## Data records for software interfaces
────────────────────────────────────────

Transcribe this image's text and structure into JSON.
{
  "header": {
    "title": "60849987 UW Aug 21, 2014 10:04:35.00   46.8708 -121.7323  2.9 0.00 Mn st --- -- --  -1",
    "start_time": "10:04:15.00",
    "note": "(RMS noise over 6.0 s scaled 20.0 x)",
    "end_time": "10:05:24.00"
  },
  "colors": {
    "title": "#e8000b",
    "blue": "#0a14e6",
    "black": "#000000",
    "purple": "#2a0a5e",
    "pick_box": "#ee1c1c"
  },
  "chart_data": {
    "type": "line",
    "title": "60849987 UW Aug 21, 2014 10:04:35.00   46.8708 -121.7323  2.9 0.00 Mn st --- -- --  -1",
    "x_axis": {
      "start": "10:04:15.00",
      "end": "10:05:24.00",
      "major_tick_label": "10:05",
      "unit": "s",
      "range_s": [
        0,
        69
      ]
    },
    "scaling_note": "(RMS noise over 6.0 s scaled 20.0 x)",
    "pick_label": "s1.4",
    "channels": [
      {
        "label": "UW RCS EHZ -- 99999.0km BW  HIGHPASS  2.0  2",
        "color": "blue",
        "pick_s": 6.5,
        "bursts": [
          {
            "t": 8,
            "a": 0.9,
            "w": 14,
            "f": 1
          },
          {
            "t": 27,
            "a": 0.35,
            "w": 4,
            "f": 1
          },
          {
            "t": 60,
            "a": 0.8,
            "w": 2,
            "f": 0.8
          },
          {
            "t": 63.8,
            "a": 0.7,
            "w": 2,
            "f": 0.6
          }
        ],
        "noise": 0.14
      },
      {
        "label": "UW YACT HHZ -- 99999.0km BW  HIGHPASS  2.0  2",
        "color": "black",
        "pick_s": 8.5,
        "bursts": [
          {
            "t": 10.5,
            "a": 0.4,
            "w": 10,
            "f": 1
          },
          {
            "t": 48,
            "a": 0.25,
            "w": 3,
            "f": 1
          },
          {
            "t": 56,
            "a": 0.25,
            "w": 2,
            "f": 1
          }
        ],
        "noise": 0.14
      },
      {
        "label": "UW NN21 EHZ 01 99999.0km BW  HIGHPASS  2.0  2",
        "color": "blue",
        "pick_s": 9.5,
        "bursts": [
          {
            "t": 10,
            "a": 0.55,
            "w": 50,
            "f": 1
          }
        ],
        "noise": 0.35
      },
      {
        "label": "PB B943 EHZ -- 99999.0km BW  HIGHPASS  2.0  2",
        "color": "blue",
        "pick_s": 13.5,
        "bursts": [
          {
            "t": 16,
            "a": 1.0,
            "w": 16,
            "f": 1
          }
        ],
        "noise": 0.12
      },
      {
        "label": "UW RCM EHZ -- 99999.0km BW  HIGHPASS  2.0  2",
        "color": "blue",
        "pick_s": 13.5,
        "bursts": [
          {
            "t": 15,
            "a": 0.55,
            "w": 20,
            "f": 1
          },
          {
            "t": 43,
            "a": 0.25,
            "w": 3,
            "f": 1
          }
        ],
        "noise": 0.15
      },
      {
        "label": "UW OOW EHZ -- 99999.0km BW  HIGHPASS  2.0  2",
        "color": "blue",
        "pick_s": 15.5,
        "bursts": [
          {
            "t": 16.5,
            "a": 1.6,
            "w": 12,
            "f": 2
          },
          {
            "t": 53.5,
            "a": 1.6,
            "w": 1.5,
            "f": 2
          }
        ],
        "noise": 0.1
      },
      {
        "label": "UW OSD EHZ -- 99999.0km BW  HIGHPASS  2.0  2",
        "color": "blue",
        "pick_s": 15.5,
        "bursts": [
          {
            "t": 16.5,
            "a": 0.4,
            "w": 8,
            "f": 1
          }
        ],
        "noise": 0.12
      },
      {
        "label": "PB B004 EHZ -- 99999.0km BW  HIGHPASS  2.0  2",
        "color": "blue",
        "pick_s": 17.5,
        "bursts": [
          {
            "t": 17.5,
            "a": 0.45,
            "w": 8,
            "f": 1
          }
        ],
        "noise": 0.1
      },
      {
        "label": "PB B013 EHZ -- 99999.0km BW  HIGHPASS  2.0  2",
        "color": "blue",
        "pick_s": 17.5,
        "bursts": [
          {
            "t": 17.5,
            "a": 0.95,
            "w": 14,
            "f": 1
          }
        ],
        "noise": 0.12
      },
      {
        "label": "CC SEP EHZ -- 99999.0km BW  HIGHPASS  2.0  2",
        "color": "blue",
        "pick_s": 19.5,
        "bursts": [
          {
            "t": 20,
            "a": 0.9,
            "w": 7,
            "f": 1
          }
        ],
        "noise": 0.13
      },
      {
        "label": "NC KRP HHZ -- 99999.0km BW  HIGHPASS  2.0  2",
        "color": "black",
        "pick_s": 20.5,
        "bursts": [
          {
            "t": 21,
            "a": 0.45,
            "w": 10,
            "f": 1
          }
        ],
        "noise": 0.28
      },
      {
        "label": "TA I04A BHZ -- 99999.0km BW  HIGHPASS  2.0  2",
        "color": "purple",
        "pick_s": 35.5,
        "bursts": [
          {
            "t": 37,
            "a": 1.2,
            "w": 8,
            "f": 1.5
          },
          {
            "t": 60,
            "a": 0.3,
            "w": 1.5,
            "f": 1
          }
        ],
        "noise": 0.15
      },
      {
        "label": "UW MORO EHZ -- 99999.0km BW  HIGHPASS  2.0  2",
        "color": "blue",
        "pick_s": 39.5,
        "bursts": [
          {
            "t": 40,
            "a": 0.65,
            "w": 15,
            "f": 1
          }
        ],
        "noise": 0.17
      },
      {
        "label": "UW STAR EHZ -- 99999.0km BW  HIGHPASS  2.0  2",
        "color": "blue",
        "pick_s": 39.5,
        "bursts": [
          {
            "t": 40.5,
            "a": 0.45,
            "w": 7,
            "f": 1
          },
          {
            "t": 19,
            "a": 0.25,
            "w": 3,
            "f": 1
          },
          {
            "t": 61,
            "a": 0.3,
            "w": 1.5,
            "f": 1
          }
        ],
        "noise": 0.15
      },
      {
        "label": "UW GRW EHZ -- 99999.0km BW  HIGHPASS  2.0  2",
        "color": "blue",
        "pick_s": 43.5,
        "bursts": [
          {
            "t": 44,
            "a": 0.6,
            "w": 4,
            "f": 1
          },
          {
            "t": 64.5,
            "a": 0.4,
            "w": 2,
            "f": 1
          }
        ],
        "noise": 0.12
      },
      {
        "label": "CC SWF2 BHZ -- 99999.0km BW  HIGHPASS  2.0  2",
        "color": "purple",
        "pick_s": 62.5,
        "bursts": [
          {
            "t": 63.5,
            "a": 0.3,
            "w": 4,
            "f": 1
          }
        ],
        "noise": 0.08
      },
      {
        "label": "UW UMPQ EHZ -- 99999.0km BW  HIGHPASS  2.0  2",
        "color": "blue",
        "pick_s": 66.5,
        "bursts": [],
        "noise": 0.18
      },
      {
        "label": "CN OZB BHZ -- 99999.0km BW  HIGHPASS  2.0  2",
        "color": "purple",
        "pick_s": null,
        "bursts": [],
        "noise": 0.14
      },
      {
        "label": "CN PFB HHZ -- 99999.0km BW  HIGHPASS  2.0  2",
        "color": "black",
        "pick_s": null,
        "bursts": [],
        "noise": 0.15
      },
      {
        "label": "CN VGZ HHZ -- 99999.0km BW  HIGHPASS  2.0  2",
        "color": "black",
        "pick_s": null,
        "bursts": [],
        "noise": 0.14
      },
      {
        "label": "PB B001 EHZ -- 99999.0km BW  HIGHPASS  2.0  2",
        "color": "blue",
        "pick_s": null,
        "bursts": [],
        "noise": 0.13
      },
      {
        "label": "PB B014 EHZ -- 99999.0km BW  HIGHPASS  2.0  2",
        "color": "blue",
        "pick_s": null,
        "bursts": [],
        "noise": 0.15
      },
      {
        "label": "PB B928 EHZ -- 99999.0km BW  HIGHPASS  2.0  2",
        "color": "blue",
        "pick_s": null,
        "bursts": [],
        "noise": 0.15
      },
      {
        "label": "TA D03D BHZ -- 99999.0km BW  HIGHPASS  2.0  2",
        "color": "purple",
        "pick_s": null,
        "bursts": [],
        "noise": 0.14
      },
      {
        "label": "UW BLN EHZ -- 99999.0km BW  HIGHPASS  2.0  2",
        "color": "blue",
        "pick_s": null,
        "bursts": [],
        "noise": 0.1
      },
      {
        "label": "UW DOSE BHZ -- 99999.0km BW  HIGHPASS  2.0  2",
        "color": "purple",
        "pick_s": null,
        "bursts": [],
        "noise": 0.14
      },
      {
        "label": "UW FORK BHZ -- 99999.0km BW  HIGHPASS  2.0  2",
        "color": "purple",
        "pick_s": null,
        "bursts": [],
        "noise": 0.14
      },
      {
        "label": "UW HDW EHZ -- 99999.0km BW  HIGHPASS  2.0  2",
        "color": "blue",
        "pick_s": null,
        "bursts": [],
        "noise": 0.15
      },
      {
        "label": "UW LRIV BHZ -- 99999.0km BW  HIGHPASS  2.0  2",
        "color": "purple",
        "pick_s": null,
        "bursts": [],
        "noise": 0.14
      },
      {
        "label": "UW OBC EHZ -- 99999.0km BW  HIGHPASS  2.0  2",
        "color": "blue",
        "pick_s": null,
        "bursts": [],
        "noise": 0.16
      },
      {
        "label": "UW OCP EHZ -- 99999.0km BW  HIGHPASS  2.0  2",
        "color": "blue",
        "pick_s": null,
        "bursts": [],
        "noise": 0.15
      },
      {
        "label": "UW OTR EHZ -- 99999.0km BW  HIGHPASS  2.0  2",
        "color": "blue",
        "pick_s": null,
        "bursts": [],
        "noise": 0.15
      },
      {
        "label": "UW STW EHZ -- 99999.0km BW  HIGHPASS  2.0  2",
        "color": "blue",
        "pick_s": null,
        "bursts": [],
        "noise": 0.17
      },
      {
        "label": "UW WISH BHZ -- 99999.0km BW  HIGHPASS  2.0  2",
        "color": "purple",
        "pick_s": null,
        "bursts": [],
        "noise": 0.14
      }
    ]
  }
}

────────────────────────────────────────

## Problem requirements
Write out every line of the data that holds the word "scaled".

## Task response
    "note": "(RMS noise over 6.0 s scaled 20.0 x)",
    "scaling_note": "(RMS noise over 6.0 s scaled 20.0 x)",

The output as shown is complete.